Saved entries:
___

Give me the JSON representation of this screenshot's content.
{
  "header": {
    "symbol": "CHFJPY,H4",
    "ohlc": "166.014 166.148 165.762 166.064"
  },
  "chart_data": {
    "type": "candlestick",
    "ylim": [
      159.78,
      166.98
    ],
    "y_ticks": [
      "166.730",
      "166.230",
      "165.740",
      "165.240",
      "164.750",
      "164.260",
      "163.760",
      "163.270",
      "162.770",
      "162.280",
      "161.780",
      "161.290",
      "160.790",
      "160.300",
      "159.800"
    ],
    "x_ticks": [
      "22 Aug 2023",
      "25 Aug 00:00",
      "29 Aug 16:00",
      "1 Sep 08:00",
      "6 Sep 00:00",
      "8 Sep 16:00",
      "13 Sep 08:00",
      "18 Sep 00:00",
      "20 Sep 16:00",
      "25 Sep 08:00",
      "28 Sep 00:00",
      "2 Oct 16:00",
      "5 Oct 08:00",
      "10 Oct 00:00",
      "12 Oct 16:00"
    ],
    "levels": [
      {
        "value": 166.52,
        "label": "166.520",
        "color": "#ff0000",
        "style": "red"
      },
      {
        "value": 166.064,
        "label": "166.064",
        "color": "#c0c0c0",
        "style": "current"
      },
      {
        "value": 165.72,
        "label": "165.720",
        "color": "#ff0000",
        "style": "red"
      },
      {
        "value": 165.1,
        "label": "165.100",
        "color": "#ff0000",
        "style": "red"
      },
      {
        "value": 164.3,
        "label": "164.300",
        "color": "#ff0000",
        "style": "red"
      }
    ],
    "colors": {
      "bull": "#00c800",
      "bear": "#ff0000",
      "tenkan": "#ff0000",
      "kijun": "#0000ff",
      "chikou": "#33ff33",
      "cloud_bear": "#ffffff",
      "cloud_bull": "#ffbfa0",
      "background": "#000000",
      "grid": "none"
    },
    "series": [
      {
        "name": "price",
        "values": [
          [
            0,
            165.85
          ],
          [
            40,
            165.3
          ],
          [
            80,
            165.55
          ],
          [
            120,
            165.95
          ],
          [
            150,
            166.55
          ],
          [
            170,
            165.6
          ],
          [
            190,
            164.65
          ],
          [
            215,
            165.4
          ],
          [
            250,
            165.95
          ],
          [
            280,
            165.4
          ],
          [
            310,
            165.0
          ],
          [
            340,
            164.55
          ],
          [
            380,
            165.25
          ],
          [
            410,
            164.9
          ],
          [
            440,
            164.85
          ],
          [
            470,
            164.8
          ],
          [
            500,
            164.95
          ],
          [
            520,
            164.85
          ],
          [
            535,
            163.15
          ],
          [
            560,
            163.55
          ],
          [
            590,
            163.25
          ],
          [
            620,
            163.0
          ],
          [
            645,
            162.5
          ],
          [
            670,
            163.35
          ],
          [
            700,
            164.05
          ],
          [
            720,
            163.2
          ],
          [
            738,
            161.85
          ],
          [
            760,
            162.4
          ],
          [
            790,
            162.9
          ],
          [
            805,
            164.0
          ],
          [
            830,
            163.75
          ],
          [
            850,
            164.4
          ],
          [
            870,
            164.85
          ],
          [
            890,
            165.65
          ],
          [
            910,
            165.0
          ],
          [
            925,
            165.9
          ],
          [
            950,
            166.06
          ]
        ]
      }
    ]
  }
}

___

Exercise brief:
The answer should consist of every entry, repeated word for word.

The completed task:
Give me the JSON representation of this screenshot's content.
{
  "header": {
    "symbol": "CHFJPY,H4",
    "ohlc": "166.014 166.148 165.762 166.064"
  },
  "chart_data": {
    "type": "candlestick",
    "ylim": [
      159.78,
      166.98
    ],
    "y_ticks": [
      "166.730",
      "166.230",
      "165.740",
      "165.240",
      "164.750",
      "164.260",
      "163.760",
      "163.270",
      "162.770",
      "162.280",
      "161.780",
      "161.290",
      "160.790",
      "160.300",
      "159.800"
    ],
    "x_ticks": [
      "22 Aug 2023",
      "25 Aug 00:00",
      "29 Aug 16:00",
      "1 Sep 08:00",
      "6 Sep 00:00",
      "8 Sep 16:00",
      "13 Sep 08:00",
      "18 Sep 00:00",
      "20 Sep 16:00",
      "25 Sep 08:00",
      "28 Sep 00:00",
      "2 Oct 16:00",
      "5 Oct 08:00",
      "10 Oct 00:00",
      "12 Oct 16:00"
    ],
    "levels": [
      {
        "value": 166.52,
        "label": "166.520",
        "color": "#ff0000",
        "style": "red"
      },
      {
        "value": 166.064,
        "label": "166.064",
        "color": "#c0c0c0",
        "style": "current"
      },
      {
        "value": 165.72,
        "label": "165.720",
        "color": "#ff0000",
        "style": "red"
      },
      {
        "value": 165.1,
        "label": "165.100",
        "color": "#ff0000",
        "style": "red"
      },
      {
        "value": 164.3,
        "label": "164.300",
        "color": "#ff0000",
        "style": "red"
      }
    ],
    "colors": {
      "bull": "#00c800",
      "bear": "#ff0000",
      "tenkan": "#ff0000",
      "kijun": "#0000ff",
      "chikou": "#33ff33",
      "cloud_bear": "#ffffff",
      "cloud_bull": "#ffbfa0",
      "background": "#000000",
      "grid": "none"
    },
    "series": [
      {
        "name": "price",
        "values": [
          [
            0,
            165.85
          ],
          [
            40,
            165.3
          ],
          [
            80,
            165.55
          ],
          [
            120,
            165.95
          ],
          [
            150,
            166.55
          ],
          [
            170,
            165.6
          ],
          [
            190,
            164.65
          ],
          [
            215,
            165.4
          ],
          [
            250,
            165.95
          ],
          [
            280,
            165.4
          ],
          [
            310,
            165.0
          ],
          [
            340,
            164.55
          ],
          [
            380,
            165.25
          ],
          [
            410,
            164.9
          ],
          [
            440,
            164.85
          ],
          [
            470,
            164.8
          ],
          [
            500,
            164.95
          ],
          [
            520,
            164.85
          ],
          [
            535,
            163.15
          ],
          [
            560,
            163.55
          ],
          [
            590,
            163.25
          ],
          [
            620,
            163.0
          ],
          [
            645,
            162.5
          ],
          [
            670,
            163.35
          ],
          [
            700,
            164.05
          ],
          [
            720,
            163.2
          ],
          [
            738,
            161.85
          ],
          [
            760,
            162.4
          ],
          [
            790,
            162.9
          ],
          [
            805,
            164.0
          ],
          [
            830,
            163.75
          ],
          [
            850,
            164.4
          ],
          [
            870,
            164.85
          ],
          [
            890,
            165.65
          ],
          [
            910,
            165.0
          ],
          [
            925,
            165.9
          ],
          [
            950,
            166.06
          ]
        ]
      }
    ]
  }
}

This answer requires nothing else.